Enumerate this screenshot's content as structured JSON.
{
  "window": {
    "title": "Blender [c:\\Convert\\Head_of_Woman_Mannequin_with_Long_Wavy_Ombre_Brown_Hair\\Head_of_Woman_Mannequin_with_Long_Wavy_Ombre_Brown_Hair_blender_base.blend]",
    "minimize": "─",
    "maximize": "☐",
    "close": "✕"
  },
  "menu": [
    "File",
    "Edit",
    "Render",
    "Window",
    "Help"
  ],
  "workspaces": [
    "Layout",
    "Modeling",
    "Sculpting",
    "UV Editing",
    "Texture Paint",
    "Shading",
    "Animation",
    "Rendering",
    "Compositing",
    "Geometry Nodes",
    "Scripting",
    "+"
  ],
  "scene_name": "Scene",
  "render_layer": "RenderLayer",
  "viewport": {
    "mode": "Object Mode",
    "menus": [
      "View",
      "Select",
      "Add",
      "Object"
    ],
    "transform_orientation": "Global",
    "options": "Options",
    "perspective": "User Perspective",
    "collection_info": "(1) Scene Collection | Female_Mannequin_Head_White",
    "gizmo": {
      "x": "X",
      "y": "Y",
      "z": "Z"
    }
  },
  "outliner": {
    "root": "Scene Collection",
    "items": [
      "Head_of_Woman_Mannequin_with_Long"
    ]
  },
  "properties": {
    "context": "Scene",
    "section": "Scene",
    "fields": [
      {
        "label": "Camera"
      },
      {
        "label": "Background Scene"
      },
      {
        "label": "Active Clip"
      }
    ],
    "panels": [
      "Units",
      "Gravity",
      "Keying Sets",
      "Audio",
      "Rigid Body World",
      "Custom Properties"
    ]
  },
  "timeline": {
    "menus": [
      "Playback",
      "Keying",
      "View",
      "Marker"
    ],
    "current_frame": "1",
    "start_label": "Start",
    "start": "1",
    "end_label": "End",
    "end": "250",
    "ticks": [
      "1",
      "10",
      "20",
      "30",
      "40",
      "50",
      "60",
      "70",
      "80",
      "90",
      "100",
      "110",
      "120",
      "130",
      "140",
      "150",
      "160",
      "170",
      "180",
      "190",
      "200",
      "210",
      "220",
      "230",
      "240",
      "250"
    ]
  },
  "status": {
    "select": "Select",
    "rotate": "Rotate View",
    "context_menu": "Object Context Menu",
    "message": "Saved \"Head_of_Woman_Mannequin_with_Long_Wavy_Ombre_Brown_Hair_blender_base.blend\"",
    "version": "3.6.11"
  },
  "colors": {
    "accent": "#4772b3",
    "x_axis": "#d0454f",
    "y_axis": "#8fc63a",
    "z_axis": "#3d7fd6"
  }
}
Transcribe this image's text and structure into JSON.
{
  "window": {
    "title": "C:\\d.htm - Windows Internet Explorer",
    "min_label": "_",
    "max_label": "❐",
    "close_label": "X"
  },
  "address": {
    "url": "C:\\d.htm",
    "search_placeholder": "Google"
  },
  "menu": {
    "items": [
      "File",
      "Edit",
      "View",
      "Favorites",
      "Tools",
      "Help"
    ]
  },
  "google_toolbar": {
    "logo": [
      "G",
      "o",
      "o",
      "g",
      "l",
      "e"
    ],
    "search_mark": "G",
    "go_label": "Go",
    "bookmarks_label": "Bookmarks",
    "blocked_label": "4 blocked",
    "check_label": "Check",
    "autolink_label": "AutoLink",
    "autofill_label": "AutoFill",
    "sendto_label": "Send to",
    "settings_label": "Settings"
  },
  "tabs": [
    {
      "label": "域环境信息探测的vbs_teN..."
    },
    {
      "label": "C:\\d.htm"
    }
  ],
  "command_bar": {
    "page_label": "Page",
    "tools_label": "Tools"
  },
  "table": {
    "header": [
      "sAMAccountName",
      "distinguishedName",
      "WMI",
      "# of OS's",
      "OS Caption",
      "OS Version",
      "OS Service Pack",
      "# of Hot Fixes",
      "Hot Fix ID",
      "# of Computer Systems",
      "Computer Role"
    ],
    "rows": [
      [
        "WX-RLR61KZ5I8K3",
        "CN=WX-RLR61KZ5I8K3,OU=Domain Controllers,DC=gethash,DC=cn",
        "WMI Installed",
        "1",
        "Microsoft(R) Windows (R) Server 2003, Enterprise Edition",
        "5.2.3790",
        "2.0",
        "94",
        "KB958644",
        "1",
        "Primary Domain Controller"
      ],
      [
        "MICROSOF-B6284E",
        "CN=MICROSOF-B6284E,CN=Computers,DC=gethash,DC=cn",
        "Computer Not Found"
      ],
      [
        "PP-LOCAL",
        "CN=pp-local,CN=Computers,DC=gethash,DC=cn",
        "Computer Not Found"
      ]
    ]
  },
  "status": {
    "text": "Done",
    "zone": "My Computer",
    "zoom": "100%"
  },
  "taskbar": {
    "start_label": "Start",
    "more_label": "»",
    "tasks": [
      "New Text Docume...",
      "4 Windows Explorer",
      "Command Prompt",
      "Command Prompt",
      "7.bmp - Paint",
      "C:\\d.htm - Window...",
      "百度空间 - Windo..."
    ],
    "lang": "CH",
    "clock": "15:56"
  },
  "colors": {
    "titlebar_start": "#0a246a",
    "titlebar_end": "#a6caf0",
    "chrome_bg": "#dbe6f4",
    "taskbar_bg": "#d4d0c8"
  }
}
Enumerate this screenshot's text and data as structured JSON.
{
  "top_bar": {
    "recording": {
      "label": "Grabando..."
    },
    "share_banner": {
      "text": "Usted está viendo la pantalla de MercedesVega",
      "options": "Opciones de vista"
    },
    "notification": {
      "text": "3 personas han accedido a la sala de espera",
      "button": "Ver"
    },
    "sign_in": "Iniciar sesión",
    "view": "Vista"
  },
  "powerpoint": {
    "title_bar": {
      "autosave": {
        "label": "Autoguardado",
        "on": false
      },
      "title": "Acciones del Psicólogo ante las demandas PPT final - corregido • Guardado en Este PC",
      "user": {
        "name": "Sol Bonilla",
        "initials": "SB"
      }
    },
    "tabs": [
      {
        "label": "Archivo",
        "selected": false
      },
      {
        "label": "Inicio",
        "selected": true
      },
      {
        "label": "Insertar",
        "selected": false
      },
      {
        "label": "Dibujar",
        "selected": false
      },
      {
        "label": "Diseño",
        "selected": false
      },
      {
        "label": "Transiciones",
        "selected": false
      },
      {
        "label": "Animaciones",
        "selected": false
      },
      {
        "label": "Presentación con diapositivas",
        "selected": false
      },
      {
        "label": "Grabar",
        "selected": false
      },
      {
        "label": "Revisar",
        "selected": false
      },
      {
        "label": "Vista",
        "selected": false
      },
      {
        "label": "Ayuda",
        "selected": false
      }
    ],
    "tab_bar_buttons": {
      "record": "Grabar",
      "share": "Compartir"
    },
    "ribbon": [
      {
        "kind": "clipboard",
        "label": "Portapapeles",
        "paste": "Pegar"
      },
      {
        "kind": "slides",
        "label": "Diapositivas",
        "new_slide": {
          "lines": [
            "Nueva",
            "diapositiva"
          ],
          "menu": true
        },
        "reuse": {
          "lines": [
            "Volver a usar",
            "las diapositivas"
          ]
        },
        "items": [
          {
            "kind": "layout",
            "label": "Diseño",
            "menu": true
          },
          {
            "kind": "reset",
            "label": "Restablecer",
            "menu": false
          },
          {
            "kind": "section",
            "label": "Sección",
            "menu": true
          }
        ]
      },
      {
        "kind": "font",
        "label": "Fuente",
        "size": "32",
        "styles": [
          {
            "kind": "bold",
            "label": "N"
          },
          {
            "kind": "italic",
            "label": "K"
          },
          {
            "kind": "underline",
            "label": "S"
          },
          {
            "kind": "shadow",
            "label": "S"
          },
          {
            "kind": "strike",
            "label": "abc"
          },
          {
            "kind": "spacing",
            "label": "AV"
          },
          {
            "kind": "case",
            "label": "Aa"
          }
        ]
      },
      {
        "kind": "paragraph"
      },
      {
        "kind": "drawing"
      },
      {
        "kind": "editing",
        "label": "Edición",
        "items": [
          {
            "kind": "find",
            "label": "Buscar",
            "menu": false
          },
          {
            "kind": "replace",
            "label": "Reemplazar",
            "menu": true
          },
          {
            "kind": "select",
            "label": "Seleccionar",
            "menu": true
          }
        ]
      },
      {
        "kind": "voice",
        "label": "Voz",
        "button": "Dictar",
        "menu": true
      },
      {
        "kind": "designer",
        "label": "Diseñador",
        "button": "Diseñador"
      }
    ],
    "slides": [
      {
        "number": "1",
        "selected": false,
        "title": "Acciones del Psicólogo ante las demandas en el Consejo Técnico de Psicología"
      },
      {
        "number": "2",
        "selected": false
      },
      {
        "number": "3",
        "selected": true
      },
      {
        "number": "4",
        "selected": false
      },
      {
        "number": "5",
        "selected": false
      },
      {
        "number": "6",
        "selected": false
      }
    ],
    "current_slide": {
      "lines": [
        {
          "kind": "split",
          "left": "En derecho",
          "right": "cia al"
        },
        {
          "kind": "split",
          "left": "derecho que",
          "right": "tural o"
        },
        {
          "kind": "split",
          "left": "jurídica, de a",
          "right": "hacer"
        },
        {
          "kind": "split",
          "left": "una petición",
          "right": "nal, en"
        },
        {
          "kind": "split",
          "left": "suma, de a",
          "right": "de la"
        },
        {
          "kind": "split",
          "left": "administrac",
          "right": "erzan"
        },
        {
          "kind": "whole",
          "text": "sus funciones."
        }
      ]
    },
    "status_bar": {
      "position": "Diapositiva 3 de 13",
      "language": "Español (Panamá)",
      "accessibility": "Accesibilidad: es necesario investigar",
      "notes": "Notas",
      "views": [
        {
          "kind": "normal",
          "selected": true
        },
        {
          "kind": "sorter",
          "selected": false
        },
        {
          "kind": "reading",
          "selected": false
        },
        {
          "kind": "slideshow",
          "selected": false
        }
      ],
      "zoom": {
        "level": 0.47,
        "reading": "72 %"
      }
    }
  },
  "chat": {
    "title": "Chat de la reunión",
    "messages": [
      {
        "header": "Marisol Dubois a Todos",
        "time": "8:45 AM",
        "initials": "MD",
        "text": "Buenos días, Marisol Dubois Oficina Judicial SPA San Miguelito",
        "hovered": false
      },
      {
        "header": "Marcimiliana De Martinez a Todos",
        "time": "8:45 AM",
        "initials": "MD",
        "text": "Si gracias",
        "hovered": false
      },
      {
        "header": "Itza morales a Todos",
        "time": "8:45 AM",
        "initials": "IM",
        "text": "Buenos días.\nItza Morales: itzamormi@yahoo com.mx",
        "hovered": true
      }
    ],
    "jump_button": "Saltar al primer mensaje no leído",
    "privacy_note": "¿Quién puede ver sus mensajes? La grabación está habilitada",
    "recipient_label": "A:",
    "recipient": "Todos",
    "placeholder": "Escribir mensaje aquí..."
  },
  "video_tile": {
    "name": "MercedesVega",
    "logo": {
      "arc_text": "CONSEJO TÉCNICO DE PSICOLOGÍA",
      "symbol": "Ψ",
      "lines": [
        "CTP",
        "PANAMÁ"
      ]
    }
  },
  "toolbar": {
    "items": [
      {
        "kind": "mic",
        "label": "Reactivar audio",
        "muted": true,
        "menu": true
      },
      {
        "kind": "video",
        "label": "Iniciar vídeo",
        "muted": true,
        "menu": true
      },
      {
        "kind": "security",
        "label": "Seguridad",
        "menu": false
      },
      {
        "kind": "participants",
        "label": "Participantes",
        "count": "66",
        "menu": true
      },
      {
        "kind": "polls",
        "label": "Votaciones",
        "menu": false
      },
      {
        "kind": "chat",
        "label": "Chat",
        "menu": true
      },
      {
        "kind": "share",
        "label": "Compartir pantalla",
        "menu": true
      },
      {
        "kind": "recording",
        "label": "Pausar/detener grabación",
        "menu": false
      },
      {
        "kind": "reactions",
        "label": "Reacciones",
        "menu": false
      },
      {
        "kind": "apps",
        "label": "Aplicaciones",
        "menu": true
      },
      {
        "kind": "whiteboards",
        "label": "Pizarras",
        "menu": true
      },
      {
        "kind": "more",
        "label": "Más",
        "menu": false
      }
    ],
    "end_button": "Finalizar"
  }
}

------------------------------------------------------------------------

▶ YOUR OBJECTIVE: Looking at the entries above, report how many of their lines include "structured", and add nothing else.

▶ SOLUTION TO THIS EXERCISE: 2